Reflections of 9/11: a survivor’s story—By Charles Hallman, Staff Writer

The day was “absolutely beautiful…no clouds in the sky. A picture-perfect September morning,” recalls Nicole Simpson. “I was at my office at 8 am and was having a daily meeting. I was on the 73rd floor.” That was September 11, 2001 — a day forever etched in Simpson’s memory and an entire nation’s memory as well.

Then she worked as a certified financial planner, and her office was located inside one of the two World Trade Center towers in New York City. “We felt the impact and the vibration,” remembers Simpson of one of the planes that hit the two buildings that morning. “We couldn’t see what happened. Although we felt the impact of it, it wasn’t enough for me to leave my desk. What changed my mind is that I walked over to the window. “I looked outside and saw burnt paper as if it were a New York Yankees parade,” Simpson continues. That forced her to tell her assistant and others to leave the building.

“We didn’t take the elevator. We began to walk [down the stairs].” When an announcement came over the intercom that they didn’t have to leave after all, they proceeded to get off the stairs to take the elevator back to their offices. “They made that announcement over and over again,” she pointed out, but a gut feeling told her it might not be as safe as it seemed. Simpson said she then got off “before the [elevator] doors closed, and my assistants got off with me. Not even 30 seconds [later], Tower 2 was hit right through the middle of the building. The elevators were crashing down.” Then she went into “survival mode.” “It was at that moment I knew we were under attack.

My concerns were “[Are] we going to get out of the building? Was there another plane coming?” I don’t know the time frame, but I calmed down and we began to walk down the steps. Periodically you would see a policeman or fireman coming in the opposite direction. There was no stampeding, chaos or anything. It seemed like people were coming out in an orderly fashion.” Once outside, Simpson said, “You could see the dust and debris, the fallen particles.

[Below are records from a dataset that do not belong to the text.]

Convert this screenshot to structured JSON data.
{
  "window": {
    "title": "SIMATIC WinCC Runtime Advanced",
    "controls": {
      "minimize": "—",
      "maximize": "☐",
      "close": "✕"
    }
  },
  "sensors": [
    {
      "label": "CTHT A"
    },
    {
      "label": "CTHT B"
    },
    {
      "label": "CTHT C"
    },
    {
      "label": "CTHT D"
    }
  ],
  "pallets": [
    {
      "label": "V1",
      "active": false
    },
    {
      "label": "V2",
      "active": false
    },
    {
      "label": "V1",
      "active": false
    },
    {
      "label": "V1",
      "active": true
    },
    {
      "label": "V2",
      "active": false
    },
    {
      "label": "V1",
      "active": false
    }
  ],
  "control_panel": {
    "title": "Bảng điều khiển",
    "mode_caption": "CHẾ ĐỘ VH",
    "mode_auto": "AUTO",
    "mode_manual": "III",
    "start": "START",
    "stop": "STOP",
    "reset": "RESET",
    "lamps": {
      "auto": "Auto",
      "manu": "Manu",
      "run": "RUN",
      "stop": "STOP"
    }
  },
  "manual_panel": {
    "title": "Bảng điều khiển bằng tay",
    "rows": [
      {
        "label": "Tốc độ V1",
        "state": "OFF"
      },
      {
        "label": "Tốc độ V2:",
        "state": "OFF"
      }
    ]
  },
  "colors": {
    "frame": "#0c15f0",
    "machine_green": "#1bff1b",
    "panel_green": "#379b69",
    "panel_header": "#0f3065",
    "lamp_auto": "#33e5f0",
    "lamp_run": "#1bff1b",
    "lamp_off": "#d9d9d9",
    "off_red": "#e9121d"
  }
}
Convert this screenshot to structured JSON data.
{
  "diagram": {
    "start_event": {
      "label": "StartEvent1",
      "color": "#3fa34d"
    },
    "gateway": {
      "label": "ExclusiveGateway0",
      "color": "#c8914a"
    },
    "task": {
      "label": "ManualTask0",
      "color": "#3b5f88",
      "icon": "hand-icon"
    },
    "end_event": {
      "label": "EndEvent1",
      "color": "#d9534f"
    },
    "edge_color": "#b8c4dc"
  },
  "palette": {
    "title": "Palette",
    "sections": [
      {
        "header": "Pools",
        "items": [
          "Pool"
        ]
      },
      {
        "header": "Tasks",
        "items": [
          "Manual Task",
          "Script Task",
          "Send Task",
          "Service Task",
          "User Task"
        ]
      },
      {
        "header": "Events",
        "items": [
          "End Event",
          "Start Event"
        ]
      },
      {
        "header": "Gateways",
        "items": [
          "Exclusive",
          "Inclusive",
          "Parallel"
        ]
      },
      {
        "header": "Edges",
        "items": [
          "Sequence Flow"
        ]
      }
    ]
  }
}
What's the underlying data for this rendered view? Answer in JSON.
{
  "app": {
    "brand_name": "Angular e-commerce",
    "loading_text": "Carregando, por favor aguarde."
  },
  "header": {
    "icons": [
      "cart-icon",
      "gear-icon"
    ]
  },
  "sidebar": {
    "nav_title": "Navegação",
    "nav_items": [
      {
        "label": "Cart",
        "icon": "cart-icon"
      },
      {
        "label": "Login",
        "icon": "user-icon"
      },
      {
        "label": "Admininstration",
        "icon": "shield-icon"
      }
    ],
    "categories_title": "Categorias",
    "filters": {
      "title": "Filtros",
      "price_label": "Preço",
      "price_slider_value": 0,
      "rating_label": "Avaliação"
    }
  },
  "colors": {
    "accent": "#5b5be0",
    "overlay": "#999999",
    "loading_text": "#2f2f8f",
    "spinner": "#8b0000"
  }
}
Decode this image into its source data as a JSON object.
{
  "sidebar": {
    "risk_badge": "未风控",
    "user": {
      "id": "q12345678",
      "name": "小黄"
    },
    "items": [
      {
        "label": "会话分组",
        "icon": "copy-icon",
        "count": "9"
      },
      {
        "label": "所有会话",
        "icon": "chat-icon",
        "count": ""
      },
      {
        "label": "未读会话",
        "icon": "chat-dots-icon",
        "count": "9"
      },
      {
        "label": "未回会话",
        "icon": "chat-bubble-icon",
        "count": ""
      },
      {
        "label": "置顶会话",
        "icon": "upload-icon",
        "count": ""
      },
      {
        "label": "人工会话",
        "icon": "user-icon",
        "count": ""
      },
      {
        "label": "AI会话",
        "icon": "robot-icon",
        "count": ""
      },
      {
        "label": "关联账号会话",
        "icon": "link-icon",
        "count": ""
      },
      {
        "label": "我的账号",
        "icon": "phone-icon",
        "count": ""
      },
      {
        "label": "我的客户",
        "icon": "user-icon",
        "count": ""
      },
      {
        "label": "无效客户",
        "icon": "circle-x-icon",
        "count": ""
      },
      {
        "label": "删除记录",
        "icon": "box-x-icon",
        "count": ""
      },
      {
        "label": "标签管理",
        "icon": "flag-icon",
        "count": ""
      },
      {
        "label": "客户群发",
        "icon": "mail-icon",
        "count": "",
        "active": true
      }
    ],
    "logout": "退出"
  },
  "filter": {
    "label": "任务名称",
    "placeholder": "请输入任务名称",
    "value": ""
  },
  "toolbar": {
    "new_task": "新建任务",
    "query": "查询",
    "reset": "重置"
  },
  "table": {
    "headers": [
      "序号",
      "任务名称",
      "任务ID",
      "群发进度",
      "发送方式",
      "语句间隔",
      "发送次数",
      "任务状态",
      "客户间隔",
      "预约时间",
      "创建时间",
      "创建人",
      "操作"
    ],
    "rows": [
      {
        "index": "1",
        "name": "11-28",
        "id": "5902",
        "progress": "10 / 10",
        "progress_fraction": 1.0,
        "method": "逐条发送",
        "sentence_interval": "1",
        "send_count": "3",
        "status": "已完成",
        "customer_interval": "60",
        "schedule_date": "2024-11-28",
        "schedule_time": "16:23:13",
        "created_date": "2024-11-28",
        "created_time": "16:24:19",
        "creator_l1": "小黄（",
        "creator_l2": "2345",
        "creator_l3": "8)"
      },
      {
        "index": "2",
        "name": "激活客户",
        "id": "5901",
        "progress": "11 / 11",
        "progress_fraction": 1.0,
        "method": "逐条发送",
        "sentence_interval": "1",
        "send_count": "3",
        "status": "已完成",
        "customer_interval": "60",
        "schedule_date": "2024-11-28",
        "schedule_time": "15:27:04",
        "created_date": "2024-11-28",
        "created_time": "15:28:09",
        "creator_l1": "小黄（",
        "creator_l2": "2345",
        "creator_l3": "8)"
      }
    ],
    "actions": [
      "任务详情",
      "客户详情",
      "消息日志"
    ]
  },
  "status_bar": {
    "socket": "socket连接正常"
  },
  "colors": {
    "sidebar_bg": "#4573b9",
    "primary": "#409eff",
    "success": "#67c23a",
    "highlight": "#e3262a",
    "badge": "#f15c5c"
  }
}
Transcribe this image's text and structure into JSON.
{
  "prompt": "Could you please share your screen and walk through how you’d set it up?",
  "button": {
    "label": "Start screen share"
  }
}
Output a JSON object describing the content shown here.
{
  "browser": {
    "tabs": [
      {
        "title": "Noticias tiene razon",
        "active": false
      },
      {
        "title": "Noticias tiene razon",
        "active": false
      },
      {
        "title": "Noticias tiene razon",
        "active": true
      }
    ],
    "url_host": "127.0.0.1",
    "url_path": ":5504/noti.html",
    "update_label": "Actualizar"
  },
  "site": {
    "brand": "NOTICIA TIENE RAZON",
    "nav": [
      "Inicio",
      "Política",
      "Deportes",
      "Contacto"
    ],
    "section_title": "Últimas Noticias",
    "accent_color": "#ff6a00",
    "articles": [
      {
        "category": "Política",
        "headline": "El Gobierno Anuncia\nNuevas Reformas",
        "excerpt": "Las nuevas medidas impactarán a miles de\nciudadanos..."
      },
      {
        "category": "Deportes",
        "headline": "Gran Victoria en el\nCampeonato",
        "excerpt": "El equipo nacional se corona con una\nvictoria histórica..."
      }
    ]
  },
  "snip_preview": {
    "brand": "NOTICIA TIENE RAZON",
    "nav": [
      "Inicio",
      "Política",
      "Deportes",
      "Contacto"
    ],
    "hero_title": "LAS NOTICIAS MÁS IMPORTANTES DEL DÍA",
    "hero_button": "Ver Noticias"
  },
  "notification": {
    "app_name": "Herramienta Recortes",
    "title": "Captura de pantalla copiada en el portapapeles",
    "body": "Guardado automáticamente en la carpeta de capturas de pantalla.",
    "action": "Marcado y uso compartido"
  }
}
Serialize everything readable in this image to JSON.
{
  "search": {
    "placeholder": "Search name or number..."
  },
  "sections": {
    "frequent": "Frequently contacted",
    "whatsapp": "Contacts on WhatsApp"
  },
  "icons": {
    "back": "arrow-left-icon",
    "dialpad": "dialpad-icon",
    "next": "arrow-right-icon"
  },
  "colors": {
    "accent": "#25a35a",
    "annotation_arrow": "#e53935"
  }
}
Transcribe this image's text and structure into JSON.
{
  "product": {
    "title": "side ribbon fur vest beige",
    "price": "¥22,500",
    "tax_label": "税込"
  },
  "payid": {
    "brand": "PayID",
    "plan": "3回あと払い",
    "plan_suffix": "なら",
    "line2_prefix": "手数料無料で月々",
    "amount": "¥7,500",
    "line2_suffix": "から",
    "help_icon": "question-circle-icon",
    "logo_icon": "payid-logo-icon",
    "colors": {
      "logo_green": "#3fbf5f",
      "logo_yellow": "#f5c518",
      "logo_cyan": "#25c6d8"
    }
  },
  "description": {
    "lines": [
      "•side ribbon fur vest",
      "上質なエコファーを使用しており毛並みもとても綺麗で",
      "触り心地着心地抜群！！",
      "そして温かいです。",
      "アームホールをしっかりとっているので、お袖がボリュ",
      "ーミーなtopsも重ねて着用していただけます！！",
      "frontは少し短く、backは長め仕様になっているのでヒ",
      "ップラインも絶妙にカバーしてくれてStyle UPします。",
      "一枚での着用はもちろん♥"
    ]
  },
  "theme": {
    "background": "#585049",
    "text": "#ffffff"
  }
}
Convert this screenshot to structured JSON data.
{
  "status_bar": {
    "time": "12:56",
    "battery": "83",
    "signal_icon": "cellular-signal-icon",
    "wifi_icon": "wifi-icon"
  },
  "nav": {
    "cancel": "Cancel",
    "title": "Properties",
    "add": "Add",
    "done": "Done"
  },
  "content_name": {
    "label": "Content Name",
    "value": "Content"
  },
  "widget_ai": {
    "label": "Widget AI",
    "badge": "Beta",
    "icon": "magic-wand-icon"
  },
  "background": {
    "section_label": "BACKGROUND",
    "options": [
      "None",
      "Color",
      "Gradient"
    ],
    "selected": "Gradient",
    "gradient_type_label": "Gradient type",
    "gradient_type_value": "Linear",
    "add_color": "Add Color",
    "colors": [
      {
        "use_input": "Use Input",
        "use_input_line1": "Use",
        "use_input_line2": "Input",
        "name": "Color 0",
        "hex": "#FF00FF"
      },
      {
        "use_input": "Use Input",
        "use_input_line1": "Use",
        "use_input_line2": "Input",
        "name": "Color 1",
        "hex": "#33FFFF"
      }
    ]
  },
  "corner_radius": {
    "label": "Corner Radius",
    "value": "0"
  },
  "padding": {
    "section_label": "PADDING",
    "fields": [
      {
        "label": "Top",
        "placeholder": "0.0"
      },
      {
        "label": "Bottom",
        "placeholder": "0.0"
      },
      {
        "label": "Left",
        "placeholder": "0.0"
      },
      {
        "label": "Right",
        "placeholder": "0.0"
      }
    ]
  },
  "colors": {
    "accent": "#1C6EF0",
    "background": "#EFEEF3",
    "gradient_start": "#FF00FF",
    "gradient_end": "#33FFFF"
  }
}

You saw people plunge from the building. They didn’t think they could make it out of the building by going down the stairs. They may have thought their best option was to jump. “I came out of [the center of the building] and I didn’t turn around until I got to Broadway. Still, to this day, I don’t have an image of Tower 1, but I do recall a plane hanging out of Tower 2 with smoke going up in the air. If I had not seen it with my own eyes… That was my experience of being in the building on that day. “All of my direct assistants were survivors,” she points out.

However, six people from her office died that day 10 years ago. Although she is one of only 500 Black certified financial planners, Simpson in 2002 accepted the call to ministry, started the Power of Gospel Ministries and Harvest Wealth Financial LLC, and has written three books. Ten years later, Simpson is a World Trade Center survivor who is now a motivational speaker on how to deal with a catastrophic, unexpected disaster. “I use my own life as a model,” says Simpson, whose fourth book, “9/11/01: A Long Road Toward Recovery,” which will be released this year, focuses on her ordeal and her recovery afterwards. She had to learn who is the “post 9/11 Nicole Simpson,” surmises Simpson.

“No one helped the survivors of 9/11. They helped the first responders; they assisted the families of those who lost a loved one, but what about the people who were in the building and [also] were directly impacted? “The survivors and individuals who walked away with their lives…they’ve been broken, and their lives never have been the same,” says Simpson. “I could’ve been one of those 3,000 individuals who did not make it home [on Sept. 11, 2001]. I’m no great hero.” Read more on Nicole Simpson on Charles Hallman welcomes reader responses to